Before we congratulate ourselves on how far we have come, consider that 1.5m shelter animals – including 670,000 dogs and 860,000 cats – are euthanised each year in the US. The number of stray dogs euthanised annually in the UK is far lower – 3,463 – but the RSCPA says investigations into animal cruelty cases increased 5% year on year in 2016, to 400 calls a day.
“Can I stick my dog in a car and take him to the vet and say: ‘I don’t want him any more, kill him,’ or take him to a city shelter and say: ‘I can’t keep him any more, I hope you can find a home for him, good luck’?” says Gary Francione, a professor at Rutgers Law School in New Jersey and an animal rights advocate. “If you can still do that, if you still have the right to do that, then they are still property.”
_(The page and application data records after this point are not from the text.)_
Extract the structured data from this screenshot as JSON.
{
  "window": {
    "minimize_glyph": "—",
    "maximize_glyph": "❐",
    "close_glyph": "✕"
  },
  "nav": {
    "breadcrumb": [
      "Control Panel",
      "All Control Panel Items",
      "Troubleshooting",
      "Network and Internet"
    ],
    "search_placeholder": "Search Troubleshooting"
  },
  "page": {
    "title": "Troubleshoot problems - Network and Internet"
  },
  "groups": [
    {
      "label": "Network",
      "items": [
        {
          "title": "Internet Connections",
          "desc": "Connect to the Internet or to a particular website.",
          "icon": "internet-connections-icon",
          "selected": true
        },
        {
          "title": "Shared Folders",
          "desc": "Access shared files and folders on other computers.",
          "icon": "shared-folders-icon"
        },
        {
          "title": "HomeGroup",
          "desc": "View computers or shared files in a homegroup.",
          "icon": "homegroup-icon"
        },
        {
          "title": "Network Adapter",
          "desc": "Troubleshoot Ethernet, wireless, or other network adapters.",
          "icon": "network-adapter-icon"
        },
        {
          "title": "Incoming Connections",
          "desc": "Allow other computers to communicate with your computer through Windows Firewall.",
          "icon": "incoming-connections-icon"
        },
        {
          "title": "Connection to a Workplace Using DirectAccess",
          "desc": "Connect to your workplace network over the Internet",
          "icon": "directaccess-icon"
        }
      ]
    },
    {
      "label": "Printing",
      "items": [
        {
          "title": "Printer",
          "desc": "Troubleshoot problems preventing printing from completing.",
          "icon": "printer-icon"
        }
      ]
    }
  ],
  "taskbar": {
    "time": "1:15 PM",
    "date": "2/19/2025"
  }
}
Crucially, our animals can’t tell us whether they are happy being pets. “There is an illusion now that pets have more voice than in the past … but it is maybe more that we are putting words into their mouth,” Pierce says, pointing to the abundance of pets on social media plastered with witty projections written by their “parents”. “Maybe we are humanising them in a way that actually makes them invisible.”
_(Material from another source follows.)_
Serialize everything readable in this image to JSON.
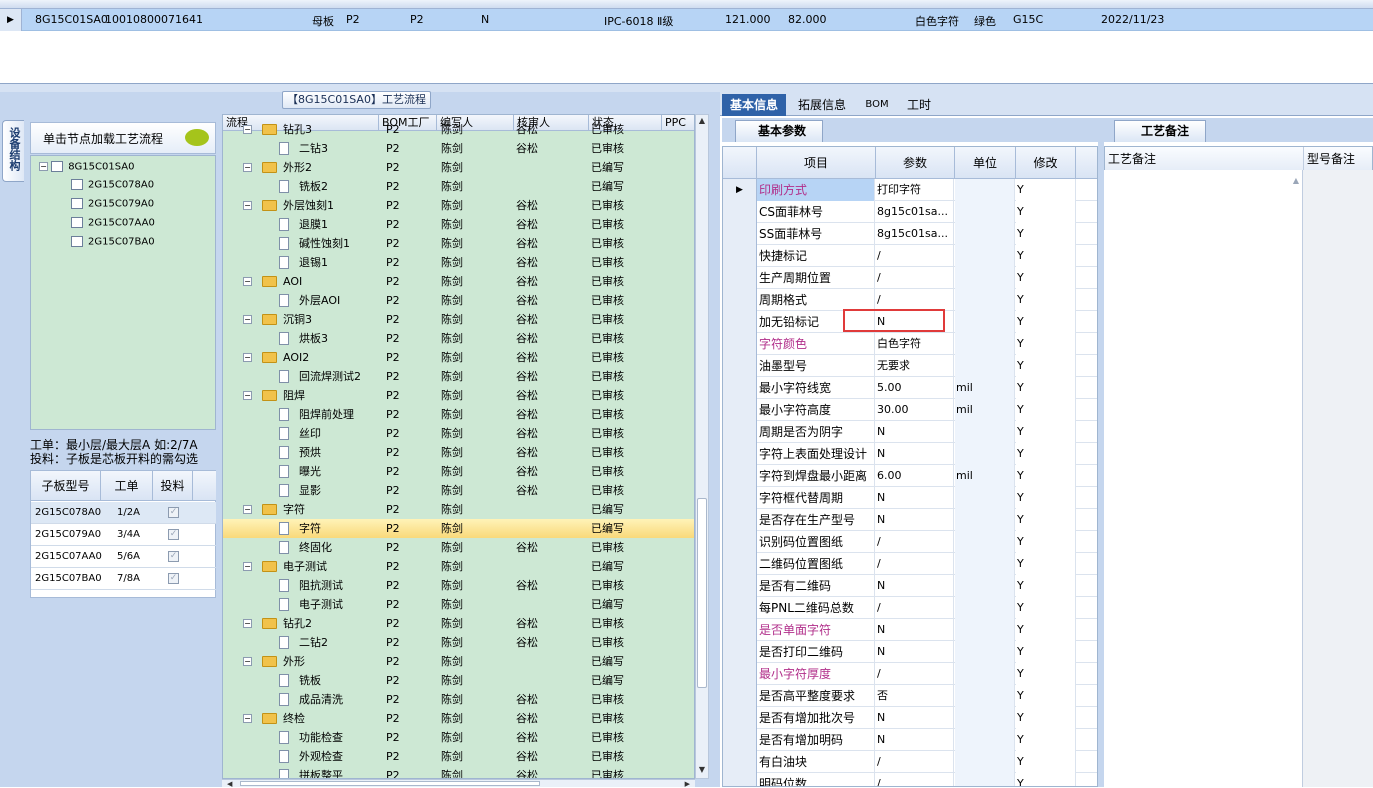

If you accept the argument that pet ownership is morally questionable, how do you put the brakes on such a vast industry? While he was writing his 2010 book, Some We Love, Some We Hate, Some We Eat, Herzog was studying the motivations of animal rights activists and whether it was emotion or intellect that pushed them towards activism. One of the subjects, Herzog says, was “very, very logical”. After he had become a vegan, eschewed leather shoes and convinced his girlfriend to go vegan, he considered his pet cockatiel. “I remember; he looked up wistfully. He said he got the bird, took it outside, let it loose and it flew up,” Herzog recalls. “He said: ‘I knew she wouldn’t survive, that she probably starved. I guess I was doing it more for myself than for her.’”
Tim Wass, the chair of the Pet Charity, an animal welfare consultant and a former chief officer at the RSPCA, agrees. “It has already been decided by market forces and human nature … the reality is people have pets in the millions. The question is: how can we help them care for them correctly and appropriately?”
If the short history of pet ownership tells us anything, it is that our attitude towards animals is prone to change. “You see these rises and falls in our relationships with pets,” says Herzog. “In the long haul, I think petkeeping might fall out of fashion; I think it is possible that robots will take their place, or maybe pet owning will be for small numbers of people. Cultural trends come and go. The more we think of pets as people, the less ethical it is to keep them.”